=== Begin Enclosure ===

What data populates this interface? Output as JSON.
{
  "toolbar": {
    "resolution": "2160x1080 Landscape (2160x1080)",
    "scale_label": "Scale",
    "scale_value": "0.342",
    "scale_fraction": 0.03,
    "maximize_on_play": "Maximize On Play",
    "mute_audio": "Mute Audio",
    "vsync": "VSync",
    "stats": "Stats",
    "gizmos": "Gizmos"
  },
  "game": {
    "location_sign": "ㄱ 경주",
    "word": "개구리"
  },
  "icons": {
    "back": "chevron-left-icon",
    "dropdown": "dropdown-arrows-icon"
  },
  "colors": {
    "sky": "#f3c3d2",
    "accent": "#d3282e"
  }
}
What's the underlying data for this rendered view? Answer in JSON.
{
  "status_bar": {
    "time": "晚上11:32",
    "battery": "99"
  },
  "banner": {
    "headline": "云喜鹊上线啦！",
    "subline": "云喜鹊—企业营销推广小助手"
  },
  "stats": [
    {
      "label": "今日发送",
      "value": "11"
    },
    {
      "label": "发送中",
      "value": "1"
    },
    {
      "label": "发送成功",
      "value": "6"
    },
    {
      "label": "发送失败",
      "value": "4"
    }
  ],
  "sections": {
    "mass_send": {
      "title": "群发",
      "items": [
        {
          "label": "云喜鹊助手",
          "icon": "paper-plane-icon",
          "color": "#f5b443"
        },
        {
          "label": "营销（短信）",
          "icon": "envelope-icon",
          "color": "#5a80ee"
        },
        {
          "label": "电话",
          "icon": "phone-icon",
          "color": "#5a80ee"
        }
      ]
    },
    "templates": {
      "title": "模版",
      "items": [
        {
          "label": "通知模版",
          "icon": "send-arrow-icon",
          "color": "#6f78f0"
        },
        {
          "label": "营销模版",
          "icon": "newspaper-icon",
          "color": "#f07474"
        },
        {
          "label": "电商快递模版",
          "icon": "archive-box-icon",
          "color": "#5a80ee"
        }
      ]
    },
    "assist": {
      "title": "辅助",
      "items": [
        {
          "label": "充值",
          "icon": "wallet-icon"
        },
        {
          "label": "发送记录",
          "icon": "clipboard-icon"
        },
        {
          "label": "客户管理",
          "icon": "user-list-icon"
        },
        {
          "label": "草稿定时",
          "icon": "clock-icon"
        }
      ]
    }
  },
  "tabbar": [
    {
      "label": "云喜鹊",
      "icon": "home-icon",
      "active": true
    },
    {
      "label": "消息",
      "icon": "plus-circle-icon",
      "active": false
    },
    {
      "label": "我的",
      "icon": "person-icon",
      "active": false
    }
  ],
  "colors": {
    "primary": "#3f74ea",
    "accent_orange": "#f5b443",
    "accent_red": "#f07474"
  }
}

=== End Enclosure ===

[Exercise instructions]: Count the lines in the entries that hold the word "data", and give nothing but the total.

[Result]: 2